[Excerpts from an interface dataset]
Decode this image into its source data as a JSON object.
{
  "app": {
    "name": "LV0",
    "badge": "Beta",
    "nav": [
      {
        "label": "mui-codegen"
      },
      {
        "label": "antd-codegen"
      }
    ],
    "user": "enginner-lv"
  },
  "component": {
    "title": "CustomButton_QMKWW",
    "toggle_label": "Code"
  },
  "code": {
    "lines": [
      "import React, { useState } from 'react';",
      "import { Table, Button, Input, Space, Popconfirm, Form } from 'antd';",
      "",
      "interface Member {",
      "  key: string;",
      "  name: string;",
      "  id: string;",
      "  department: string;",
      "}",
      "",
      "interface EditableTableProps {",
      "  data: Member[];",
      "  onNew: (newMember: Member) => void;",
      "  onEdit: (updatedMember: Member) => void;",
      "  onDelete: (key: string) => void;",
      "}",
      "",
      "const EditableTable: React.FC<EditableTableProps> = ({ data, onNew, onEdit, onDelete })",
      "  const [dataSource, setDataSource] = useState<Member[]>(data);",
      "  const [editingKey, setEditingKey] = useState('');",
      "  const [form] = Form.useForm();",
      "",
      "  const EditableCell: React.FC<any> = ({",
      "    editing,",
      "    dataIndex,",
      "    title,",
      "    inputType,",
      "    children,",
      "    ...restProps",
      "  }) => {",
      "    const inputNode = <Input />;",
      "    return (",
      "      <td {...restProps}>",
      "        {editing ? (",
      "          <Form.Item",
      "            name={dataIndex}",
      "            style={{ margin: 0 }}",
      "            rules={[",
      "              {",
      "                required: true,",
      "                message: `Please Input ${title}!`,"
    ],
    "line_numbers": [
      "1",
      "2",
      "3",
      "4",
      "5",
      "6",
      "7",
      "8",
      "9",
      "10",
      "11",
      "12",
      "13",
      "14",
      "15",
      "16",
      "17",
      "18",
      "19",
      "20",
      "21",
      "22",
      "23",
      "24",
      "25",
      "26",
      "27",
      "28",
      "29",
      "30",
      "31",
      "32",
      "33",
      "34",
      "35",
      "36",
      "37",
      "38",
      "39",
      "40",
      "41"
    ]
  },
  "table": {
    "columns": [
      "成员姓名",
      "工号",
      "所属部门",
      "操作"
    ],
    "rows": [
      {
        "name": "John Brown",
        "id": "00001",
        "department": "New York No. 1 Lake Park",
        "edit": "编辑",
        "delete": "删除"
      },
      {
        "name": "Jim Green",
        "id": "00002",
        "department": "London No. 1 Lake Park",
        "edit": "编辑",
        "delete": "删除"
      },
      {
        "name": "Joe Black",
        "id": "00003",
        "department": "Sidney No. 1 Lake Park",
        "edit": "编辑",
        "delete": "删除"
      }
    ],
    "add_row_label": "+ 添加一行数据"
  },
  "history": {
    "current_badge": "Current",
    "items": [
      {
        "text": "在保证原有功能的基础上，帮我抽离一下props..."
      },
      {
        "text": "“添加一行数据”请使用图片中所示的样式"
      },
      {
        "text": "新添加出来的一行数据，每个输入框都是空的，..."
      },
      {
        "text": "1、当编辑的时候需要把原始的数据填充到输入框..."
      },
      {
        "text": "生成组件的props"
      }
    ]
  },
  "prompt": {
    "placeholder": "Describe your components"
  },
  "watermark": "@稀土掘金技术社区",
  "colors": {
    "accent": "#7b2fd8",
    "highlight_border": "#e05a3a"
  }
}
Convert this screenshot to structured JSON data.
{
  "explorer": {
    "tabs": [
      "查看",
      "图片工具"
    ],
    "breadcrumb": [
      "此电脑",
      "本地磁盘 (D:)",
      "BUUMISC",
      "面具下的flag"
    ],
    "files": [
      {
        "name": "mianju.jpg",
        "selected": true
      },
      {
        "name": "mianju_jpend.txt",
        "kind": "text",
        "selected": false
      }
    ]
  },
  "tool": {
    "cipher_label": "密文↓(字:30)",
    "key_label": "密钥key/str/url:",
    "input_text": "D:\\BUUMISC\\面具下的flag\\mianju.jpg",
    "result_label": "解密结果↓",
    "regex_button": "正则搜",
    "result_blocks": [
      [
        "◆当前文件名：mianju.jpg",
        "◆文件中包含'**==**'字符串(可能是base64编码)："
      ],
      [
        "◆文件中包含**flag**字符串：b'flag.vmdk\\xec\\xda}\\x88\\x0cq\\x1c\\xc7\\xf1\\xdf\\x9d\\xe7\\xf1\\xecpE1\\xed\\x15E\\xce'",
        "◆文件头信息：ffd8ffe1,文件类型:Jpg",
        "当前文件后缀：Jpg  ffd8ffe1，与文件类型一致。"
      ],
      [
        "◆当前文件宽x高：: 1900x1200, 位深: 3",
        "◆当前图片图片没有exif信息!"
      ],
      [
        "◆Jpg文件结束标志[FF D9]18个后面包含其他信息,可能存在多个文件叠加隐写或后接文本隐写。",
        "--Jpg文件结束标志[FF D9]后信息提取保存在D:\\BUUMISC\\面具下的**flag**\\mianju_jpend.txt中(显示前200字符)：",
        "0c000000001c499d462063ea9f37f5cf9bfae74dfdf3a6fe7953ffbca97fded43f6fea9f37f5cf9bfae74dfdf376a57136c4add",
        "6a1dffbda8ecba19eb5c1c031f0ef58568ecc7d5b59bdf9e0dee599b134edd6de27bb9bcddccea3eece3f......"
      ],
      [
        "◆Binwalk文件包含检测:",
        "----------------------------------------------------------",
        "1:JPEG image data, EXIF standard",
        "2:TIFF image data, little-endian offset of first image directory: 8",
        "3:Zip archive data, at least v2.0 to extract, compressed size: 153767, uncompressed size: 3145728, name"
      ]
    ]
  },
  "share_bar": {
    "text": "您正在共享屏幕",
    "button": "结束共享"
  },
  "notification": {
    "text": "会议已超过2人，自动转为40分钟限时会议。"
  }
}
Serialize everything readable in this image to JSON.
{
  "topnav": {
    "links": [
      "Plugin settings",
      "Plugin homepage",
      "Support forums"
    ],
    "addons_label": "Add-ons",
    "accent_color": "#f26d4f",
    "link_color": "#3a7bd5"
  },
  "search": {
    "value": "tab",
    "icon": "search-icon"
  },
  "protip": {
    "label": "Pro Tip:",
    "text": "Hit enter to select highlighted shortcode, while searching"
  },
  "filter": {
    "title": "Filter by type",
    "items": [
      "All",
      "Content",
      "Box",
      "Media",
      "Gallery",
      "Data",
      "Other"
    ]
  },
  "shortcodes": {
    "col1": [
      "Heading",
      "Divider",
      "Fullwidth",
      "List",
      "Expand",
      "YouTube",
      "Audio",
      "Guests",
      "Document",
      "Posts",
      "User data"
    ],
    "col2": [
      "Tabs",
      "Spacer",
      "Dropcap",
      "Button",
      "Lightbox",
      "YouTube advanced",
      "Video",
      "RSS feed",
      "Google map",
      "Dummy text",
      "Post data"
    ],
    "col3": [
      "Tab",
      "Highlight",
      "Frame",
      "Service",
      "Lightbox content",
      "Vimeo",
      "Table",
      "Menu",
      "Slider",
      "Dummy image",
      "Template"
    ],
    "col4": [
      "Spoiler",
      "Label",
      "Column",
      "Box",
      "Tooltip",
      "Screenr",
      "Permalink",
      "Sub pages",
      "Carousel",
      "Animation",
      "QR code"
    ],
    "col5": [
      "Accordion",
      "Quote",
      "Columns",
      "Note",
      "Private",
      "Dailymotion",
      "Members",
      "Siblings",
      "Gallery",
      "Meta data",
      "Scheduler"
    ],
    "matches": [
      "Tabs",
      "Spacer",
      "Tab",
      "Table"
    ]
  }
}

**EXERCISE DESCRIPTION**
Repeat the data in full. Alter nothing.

**RESPONSE**
Decode this image into its source data as a JSON object.
{
  "app": {
    "name": "LV0",
    "badge": "Beta",
    "nav": [
      {
        "label": "mui-codegen"
      },
      {
        "label": "antd-codegen"
      }
    ],
    "user": "enginner-lv"
  },
  "component": {
    "title": "CustomButton_QMKWW",
    "toggle_label": "Code"
  },
  "code": {
    "lines": [
      "import React, { useState } from 'react';",
      "import { Table, Button, Input, Space, Popconfirm, Form } from 'antd';",
      "",
      "interface Member {",
      "  key: string;",
      "  name: string;",
      "  id: string;",
      "  department: string;",
      "}",
      "",
      "interface EditableTableProps {",
      "  data: Member[];",
      "  onNew: (newMember: Member) => void;",
      "  onEdit: (updatedMember: Member) => void;",
      "  onDelete: (key: string) => void;",
      "}",
      "",
      "const EditableTable: React.FC<EditableTableProps> = ({ data, onNew, onEdit, onDelete })",
      "  const [dataSource, setDataSource] = useState<Member[]>(data);",
      "  const [editingKey, setEditingKey] = useState('');",
      "  const [form] = Form.useForm();",
      "",
      "  const EditableCell: React.FC<any> = ({",
      "    editing,",
      "    dataIndex,",
      "    title,",
      "    inputType,",
      "    children,",
      "    ...restProps",
      "  }) => {",
      "    const inputNode = <Input />;",
      "    return (",
      "      <td {...restProps}>",
      "        {editing ? (",
      "          <Form.Item",
      "            name={dataIndex}",
      "            style={{ margin: 0 }}",
      "            rules={[",
      "              {",
      "                required: true,",
      "                message: `Please Input ${title}!`,"
    ],
    "line_numbers": [
      "1",
      "2",
      "3",
      "4",
      "5",
      "6",
      "7",
      "8",
      "9",
      "10",
      "11",
      "12",
      "13",
      "14",
      "15",
      "16",
      "17",
      "18",
      "19",
      "20",
      "21",
      "22",
      "23",
      "24",
      "25",
      "26",
      "27",
      "28",
      "29",
      "30",
      "31",
      "32",
      "33",
      "34",
      "35",
      "36",
      "37",
      "38",
      "39",
      "40",
      "41"
    ]
  },
  "table": {
    "columns": [
      "成员姓名",
      "工号",
      "所属部门",
      "操作"
    ],
    "rows": [
      {
        "name": "John Brown",
        "id": "00001",
        "department": "New York No. 1 Lake Park",
        "edit": "编辑",
        "delete": "删除"
      },
      {
        "name": "Jim Green",
        "id": "00002",
        "department": "London No. 1 Lake Park",
        "edit": "编辑",
        "delete": "删除"
      },
      {
        "name": "Joe Black",
        "id": "00003",
        "department": "Sidney No. 1 Lake Park",
        "edit": "编辑",
        "delete": "删除"
      }
    ],
    "add_row_label": "+ 添加一行数据"
  },
  "history": {
    "current_badge": "Current",
    "items": [
      {
        "text": "在保证原有功能的基础上，帮我抽离一下props..."
      },
      {
        "text": "“添加一行数据”请使用图片中所示的样式"
      },
      {
        "text": "新添加出来的一行数据，每个输入框都是空的，..."
      },
      {
        "text": "1、当编辑的时候需要把原始的数据填充到输入框..."
      },
      {
        "text": "生成组件的props"
      }
    ]
  },
  "prompt": {
    "placeholder": "Describe your components"
  },
  "watermark": "@稀土掘金技术社区",
  "colors": {
    "accent": "#7b2fd8",
    "highlight_border": "#e05a3a"
  }
}
Convert this screenshot to structured JSON data.
{
  "explorer": {
    "tabs": [
      "查看",
      "图片工具"
    ],
    "breadcrumb": [
      "此电脑",
      "本地磁盘 (D:)",
      "BUUMISC",
      "面具下的flag"
    ],
    "files": [
      {
        "name": "mianju.jpg",
        "selected": true
      },
      {
        "name": "mianju_jpend.txt",
        "kind": "text",
        "selected": false
      }
    ]
  },
  "tool": {
    "cipher_label": "密文↓(字:30)",
    "key_label": "密钥key/str/url:",
    "input_text": "D:\\BUUMISC\\面具下的flag\\mianju.jpg",
    "result_label": "解密结果↓",
    "regex_button": "正则搜",
    "result_blocks": [
      [
        "◆当前文件名：mianju.jpg",
        "◆文件中包含'**==**'字符串(可能是base64编码)："
      ],
      [
        "◆文件中包含**flag**字符串：b'flag.vmdk\\xec\\xda}\\x88\\x0cq\\x1c\\xc7\\xf1\\xdf\\x9d\\xe7\\xf1\\xecpE1\\xed\\x15E\\xce'",
        "◆文件头信息：ffd8ffe1,文件类型:Jpg",
        "当前文件后缀：Jpg  ffd8ffe1，与文件类型一致。"
      ],
      [
        "◆当前文件宽x高：: 1900x1200, 位深: 3",
        "◆当前图片图片没有exif信息!"
      ],
      [
        "◆Jpg文件结束标志[FF D9]18个后面包含其他信息,可能存在多个文件叠加隐写或后接文本隐写。",
        "--Jpg文件结束标志[FF D9]后信息提取保存在D:\\BUUMISC\\面具下的**flag**\\mianju_jpend.txt中(显示前200字符)：",
        "0c000000001c499d462063ea9f37f5cf9bfae74dfdf3a6fe7953ffbca97fded43f6fea9f37f5cf9bfae74dfdf376a57136c4add",
        "6a1dffbda8ecba19eb5c1c031f0ef58568ecc7d5b59bdf9e0dee599b134edd6de27bb9bcddccea3eece3f......"
      ],
      [
        "◆Binwalk文件包含检测:",
        "----------------------------------------------------------",
        "1:JPEG image data, EXIF standard",
        "2:TIFF image data, little-endian offset of first image directory: 8",
        "3:Zip archive data, at least v2.0 to extract, compressed size: 153767, uncompressed size: 3145728, name"
      ]
    ]
  },
  "share_bar": {
    "text": "您正在共享屏幕",
    "button": "结束共享"
  },
  "notification": {
    "text": "会议已超过2人，自动转为40分钟限时会议。"
  }
}
Serialize everything readable in this image to JSON.
{
  "topnav": {
    "links": [
      "Plugin settings",
      "Plugin homepage",
      "Support forums"
    ],
    "addons_label": "Add-ons",
    "accent_color": "#f26d4f",
    "link_color": "#3a7bd5"
  },
  "search": {
    "value": "tab",
    "icon": "search-icon"
  },
  "protip": {
    "label": "Pro Tip:",
    "text": "Hit enter to select highlighted shortcode, while searching"
  },
  "filter": {
    "title": "Filter by type",
    "items": [
      "All",
      "Content",
      "Box",
      "Media",
      "Gallery",
      "Data",
      "Other"
    ]
  },
  "shortcodes": {
    "col1": [
      "Heading",
      "Divider",
      "Fullwidth",
      "List",
      "Expand",
      "YouTube",
      "Audio",
      "Guests",
      "Document",
      "Posts",
      "User data"
    ],
    "col2": [
      "Tabs",
      "Spacer",
      "Dropcap",
      "Button",
      "Lightbox",
      "YouTube advanced",
      "Video",
      "RSS feed",
      "Google map",
      "Dummy text",
      "Post data"
    ],
    "col3": [
      "Tab",
      "Highlight",
      "Frame",
      "Service",
      "Lightbox content",
      "Vimeo",
      "Table",
      "Menu",
      "Slider",
      "Dummy image",
      "Template"
    ],
    "col4": [
      "Spoiler",
      "Label",
      "Column",
      "Box",
      "Tooltip",
      "Screenr",
      "Permalink",
      "Sub pages",
      "Carousel",
      "Animation",
      "QR code"
    ],
    "col5": [
      "Accordion",
      "Quote",
      "Columns",
      "Note",
      "Private",
      "Dailymotion",
      "Members",
      "Siblings",
      "Gallery",
      "Meta data",
      "Scheduler"
    ],
    "matches": [
      "Tabs",
      "Spacer",
      "Tab",
      "Table"
    ]
  }
}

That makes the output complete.